If anything you see in Venice was delivered by boat, can you imagine how much wood was needed in Venice to build boats and ships, masts and oars and oar locks? Rafts from the mountains and cargo ships delivered a lot to Venice. However, it was not just a matter of quantity. It was a matter of quality, too. Different kinds of wood would serve different purposes. Let’s not forget you need eight kinds of wood to build a gondola —well, seven really, as now plywood is used for the bottom.
Have you ever looked at the skeleton of a boat under construction? The intricate combination of every single wooden piece in a boat is the soul of a creature.
You can fall in love with modern materials, but they won’t give you the feeling of the uniqueness of a hand-made wooden boat.
The “bricola” (dolphin): when wood helps you find your way
In the Venetian lagoon you will see groups of wooden posts called “bricole” that are used to mark the deep waterways and help not get stuck in the shallow water. Essential markers for correct navigation routes, the “bricole” don’t serve as mooring points. Rules establishing how these dolphins work were issued for the first time in Venetian history in 1439. The Venetian Senate voted that all new channels in the lagoon had to be marked by wooden posts and had to be yearly checked. From a survey dating back to 1789 we learn there used to be over 8,000 “bricole” in the lagoon.
The “bricole” do create the typical landscape of the Venetian lagoon and to see them in need of maintenance for the ones that love Venice is a symbolic sign of lack of care.
Lunardelli: a new generation of carpenters in Venice
Considering such a strong relation between Venice and this apparently poor material, I was positively struck by what Lunardelli company is doing in Venice (and outside). Angelo Lunardelli was 9 years old when his family sent him to Venice to learn to become a carpenter. In 1967 he founded his own company in Fossalta di Piave, but never forgot how much he owed to Venice.
If you visit the Danieli Hotel or the Bauer Hotel, if you pass by the University of Ca’ Foscari in Venice or by Palazzo Grassi, the Tre Oci photography showroom or the seat of the Biennale offices, Ca’ Giustinian, then you will see the wooden windows’ frames designed by Lunardelli. Even some pieces of furniture.
The showroom in Venice
The company now led by Angelo’s daughter Agnese has very recently opened a showroom and a carpenter’s workshop in the heart of Venice. Their idea is simple, but extremely fascinating. If wood helped Venice, their wooden creations are dedicated to Venice. They talk about the lagoon or its architecture and emphasise the city’s uniqueness and creativity.
Technology helps, too. Sophisticated numerical control machines are used for the first phase of the work. Then, it’s the hand of expert carpenters that refines the outcome into a hand-tailored creation. The company collaborates with professors and young scholars of the University IUAV of Architecture and Design in Venice as well as with companies from Murano such as Nason Moretti, Salviati, Ercole Moretti and Nicola Moretti. But also with the artistic foundry Valese and the silk textile mill Luigi Bevilacqua. Have a look at their tribute to Ca’ Pesaro. The stool reminds you of the ashlar bottom of this baroque palace on the Grand Canal, now the Museum of Modern Art, while the sitting is all covered in Bevilacqua silk velvet.

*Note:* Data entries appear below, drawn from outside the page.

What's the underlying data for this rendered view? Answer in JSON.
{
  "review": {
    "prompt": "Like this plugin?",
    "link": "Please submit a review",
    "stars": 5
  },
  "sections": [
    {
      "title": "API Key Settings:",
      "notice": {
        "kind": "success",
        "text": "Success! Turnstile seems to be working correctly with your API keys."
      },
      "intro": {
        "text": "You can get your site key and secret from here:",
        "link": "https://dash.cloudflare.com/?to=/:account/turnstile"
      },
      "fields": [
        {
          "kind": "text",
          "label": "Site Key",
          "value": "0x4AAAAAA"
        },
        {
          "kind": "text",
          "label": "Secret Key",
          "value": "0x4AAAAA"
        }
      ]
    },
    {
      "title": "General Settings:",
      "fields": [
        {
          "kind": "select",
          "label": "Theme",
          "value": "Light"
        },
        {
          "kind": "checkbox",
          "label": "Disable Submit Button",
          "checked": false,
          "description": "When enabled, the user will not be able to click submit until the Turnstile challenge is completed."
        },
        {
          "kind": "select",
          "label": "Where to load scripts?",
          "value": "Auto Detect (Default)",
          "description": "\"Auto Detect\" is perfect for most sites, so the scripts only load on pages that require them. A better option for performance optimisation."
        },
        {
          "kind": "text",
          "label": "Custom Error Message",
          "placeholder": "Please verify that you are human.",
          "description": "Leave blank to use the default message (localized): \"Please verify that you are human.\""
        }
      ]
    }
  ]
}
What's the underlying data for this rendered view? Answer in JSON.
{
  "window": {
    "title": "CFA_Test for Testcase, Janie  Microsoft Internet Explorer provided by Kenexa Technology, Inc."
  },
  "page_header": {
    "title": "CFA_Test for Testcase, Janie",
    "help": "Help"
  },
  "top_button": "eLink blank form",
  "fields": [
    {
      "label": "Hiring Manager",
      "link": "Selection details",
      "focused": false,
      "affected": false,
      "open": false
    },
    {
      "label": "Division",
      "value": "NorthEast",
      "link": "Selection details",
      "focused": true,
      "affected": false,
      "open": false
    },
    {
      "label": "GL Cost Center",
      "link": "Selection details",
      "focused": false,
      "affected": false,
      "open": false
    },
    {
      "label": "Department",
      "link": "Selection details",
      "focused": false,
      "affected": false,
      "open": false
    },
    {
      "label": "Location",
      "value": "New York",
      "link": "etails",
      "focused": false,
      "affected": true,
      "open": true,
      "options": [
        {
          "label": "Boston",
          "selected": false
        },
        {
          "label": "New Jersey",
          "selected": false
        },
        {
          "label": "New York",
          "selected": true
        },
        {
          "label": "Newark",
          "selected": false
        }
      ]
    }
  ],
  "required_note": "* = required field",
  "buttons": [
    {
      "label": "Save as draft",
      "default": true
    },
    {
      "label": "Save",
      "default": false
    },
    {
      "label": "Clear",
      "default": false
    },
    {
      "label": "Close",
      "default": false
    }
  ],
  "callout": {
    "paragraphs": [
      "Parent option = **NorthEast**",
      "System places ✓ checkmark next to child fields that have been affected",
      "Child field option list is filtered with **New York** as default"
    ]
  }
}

I also love the domes reminding you of the different churches of Venice.
And finally a slice of the “bricola” that almost becomes, because of the typical shipworms, a piece of lace. Something that will remind you of Venice, and what wood has done for the city.
by Luisella Romeo
registered tourist guide in Venice, Italy